Earle E. Wright Papers, Feb. - Apr. 1918
| Manuscripts Gifts 2009 | Front Page 2009 | Previous Issues | Friends of the Library |
A gift to SCL Manuscripts Division announced in 2009
Sixteen letters, 27 February - 10 April 1918, addressed by Earle W. Wright from Camp Jackson, just outside Columbia, S.C., to his family in Cortland, New York, reveal something of this soldier’s experiences while stationed in South Carolina during World War I.
| Manuscripts Gifts 2009 | Previous Issues | Endowments | Friends of the Library |
Wright was assigned to the Provisional Ordnance Depot, Regiment Seven, American Ordnance Base Depot in France. This department of the military, he explained on 8 March 1918, was responsible for "mess kits guns ammunition side arms cannon and those things" and also had to "repair them & keep things in working order." However, as reflected in the letters, much of Wright’s time at Jackson was spent with post infirmary duty.
Based upon what others were telling him, he reported on 28 February 1918, "Columbia is not much of a place," and from firsthand observation Wright noted that Camp Jackson was "one of these disorganized camps that has got to be built yet." A few days later, after having visited the city, he wrote on 5 March 1918 describing Columbia as small but "a very pretty place" and "Southern through & through [with] many of those quaint old homesteads you so often see pictured in pictures."

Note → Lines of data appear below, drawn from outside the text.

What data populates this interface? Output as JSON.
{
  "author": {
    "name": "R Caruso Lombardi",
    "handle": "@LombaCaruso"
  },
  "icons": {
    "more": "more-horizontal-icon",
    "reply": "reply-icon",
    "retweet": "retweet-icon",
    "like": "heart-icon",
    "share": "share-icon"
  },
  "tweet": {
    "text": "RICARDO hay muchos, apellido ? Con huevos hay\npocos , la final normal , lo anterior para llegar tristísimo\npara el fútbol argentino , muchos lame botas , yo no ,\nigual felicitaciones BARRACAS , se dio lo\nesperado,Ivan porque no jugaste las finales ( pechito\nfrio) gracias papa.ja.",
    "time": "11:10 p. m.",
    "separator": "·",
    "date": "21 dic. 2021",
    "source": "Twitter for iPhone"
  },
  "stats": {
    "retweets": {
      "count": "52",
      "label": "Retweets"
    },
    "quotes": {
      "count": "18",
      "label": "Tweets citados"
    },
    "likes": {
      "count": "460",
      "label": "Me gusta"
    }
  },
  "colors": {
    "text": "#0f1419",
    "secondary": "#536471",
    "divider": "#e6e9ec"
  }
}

On at least two other occasions, Earle Wright visited Columbia, S.C., spending the night, going to vaudeville shows and movies, attending the Methodist church, and enjoying time at church sponsored socials and dances. On 19 March 1918 he wrote of having been to one of the parties. "There was about 60 or 75 soldiers there and about 25 young ladies and we played games & they served ice cream cones & we had a fine time we all were tagged & were free to speak to any one," he reported. He stayed the night at a Columbia hotel and recorded that while he was there the ceiling in the hallway collapsed. Again, on 7 April 1918, he told of having stayed at the Colonial Hotel, "one of those old Southern hotel[s] out in the Residential section," and of having met a local girl at the church social and escorting her home. His disappointment over the timing was palpable, coming as it did on right the eve of his departure from Camp Jackson.